Kohl Confronts Disillusionment In Germany's East

The Washington Post

The boos and whistles began raining down on Helmut Kohl as soon as he mounted the stage in the market square of this dilapidated industrial city. When the chancellor of German unity began reciting his achievements, the chorus of catcalls nearly drowned out his amplified voice.

"Kohl must go! Kohl must go!" chanted many protesters in the crowd of 1,000 people, who had come to a campaign rally Thursday night to hear Europe's longest-serving leader make his pitch for an unprecedented fifth term after 16 years in office. As police in riot gear shoved unruly demonstrators behind barricades, other spectators jeered and waved signs saying: "Thanks for 20 percent unemployment" and "Enough with your broken promises!"

As he tours eastern Germany courting votes for the Sept. 27 national election, Kohl is confronting an ugly mood of disillusionment that has jeopardized his hopes for another comeback victory. Although some polls indicate he has narrowed the gap with Social Democratic rival Gerhard Schrder to as little as 3 percentage points, the hostility Kohl encounters at nearly every stop in the east suggests he is making no headway in recapturing the allegiance of Germany's most fickle swing voters.

Rampant despair over widespread joblessness and embittered dismay with capitalist society have compelled many easterners to turn against Kohl with a vengeance.
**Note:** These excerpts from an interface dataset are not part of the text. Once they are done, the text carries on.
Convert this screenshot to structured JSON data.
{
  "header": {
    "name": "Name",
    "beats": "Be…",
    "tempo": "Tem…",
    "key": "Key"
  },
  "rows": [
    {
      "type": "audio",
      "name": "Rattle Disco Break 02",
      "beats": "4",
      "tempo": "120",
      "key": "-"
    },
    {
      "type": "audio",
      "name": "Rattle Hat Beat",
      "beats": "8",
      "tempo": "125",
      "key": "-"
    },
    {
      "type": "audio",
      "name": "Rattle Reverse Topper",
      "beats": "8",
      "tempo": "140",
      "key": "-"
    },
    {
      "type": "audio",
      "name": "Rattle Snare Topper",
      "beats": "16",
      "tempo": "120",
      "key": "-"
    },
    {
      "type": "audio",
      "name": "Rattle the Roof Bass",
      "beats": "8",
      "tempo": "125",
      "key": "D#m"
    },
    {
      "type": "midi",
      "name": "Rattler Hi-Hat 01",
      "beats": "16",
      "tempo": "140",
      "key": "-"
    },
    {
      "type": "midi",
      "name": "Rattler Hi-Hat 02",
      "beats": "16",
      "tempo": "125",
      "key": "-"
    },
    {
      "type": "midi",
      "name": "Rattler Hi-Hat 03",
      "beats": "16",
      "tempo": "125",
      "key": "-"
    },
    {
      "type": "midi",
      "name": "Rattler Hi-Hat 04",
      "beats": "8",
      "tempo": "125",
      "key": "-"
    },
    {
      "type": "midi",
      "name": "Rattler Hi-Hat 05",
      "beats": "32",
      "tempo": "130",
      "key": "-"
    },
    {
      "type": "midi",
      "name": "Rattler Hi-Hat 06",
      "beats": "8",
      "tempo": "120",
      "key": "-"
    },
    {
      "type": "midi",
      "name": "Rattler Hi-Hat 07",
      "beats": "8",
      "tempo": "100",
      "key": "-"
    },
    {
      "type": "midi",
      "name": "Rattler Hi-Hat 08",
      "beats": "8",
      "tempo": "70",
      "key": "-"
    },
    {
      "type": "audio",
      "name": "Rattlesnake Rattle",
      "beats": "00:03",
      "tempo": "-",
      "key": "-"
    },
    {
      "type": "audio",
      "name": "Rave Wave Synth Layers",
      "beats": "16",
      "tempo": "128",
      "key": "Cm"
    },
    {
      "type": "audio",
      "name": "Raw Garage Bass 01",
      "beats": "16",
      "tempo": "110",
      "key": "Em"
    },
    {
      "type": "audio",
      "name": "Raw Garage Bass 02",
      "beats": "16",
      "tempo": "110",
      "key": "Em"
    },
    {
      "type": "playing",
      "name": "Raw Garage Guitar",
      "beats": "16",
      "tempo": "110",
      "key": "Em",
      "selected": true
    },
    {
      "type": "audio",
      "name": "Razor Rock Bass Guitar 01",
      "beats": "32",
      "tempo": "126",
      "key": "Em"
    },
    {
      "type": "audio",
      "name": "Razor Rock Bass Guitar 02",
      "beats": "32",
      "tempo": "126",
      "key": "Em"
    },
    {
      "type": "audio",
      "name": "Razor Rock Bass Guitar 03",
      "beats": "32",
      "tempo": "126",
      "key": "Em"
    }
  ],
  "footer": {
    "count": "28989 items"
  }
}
Many politicians and commentators now believe Kohl's Christian Democrats could tumble to third place in the east, behind Schrder's Social Democrats and the former Communists known as the Party of Democratic Socialism.